> **Supplied records**
**********
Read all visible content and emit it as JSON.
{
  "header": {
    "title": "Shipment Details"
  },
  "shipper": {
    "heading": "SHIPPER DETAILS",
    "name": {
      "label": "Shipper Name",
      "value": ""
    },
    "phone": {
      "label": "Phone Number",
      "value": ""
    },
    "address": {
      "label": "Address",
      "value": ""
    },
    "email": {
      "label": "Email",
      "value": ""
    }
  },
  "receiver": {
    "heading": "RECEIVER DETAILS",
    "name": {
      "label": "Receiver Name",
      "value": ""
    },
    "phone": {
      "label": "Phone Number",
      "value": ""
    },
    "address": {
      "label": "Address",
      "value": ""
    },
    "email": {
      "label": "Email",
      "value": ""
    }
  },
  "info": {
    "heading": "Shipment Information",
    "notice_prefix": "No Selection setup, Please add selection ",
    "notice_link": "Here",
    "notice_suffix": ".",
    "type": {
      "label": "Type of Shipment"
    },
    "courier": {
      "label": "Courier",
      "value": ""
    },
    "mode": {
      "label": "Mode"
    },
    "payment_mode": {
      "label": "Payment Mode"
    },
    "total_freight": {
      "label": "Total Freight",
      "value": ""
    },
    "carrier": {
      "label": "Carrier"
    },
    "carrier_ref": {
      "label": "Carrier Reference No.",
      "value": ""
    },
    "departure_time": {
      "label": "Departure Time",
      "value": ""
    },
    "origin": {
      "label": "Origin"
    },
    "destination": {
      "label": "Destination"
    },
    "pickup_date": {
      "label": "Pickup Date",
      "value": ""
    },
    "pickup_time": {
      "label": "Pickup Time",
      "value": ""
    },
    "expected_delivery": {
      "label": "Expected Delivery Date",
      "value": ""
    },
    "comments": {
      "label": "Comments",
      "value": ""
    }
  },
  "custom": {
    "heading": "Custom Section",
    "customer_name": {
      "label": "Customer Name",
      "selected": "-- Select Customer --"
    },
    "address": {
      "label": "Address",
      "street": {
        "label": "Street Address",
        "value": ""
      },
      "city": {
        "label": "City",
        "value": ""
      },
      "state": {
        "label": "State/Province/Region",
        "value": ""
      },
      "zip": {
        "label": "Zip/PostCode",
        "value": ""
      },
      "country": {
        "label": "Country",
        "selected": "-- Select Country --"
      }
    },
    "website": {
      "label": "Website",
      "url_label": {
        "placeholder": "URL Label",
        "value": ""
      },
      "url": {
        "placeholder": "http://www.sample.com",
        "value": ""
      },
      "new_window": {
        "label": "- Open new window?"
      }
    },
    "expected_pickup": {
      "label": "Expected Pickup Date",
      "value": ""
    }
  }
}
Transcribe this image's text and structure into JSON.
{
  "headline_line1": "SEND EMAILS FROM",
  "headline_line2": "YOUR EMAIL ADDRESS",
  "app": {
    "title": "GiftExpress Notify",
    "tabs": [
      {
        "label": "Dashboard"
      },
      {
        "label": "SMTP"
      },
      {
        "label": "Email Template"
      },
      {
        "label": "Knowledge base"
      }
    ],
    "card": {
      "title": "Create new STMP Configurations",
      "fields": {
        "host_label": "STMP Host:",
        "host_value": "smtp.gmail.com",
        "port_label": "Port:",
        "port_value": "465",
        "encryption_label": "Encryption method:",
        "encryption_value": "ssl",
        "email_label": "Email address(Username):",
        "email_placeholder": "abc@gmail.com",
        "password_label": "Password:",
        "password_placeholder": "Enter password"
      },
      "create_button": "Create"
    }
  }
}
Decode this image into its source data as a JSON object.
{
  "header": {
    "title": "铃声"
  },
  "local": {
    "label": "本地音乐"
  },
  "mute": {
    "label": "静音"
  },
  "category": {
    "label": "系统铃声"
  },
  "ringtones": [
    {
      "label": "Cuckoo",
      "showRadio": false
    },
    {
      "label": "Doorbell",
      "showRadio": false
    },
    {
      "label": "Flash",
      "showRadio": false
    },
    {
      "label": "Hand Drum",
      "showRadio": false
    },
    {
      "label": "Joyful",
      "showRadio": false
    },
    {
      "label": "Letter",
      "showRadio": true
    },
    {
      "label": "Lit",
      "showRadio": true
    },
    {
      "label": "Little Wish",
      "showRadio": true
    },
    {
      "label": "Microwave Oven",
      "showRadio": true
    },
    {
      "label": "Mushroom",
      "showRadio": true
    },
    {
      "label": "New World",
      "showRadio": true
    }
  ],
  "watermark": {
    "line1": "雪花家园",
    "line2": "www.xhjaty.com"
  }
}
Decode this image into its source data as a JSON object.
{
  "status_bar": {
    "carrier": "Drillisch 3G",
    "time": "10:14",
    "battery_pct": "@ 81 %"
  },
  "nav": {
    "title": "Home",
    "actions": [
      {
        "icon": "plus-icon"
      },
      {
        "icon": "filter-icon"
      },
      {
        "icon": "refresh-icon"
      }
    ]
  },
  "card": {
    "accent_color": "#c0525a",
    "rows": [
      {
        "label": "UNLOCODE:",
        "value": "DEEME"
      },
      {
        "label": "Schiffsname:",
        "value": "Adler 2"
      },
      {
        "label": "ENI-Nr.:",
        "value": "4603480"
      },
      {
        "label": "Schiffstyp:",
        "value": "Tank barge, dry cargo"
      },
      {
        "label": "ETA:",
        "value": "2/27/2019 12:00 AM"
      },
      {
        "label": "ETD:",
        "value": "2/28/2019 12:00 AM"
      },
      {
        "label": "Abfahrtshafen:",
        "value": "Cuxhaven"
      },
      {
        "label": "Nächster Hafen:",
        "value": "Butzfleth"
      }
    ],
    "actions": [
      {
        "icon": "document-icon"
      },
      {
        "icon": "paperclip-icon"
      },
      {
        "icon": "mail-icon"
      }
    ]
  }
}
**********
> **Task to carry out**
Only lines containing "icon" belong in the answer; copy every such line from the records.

> **Response box**
        "icon": "plus-icon"
        "icon": "filter-icon"
        "icon": "refresh-icon"
        "icon": "document-icon"
        "icon": "paperclip-icon"
        "icon": "mail-icon"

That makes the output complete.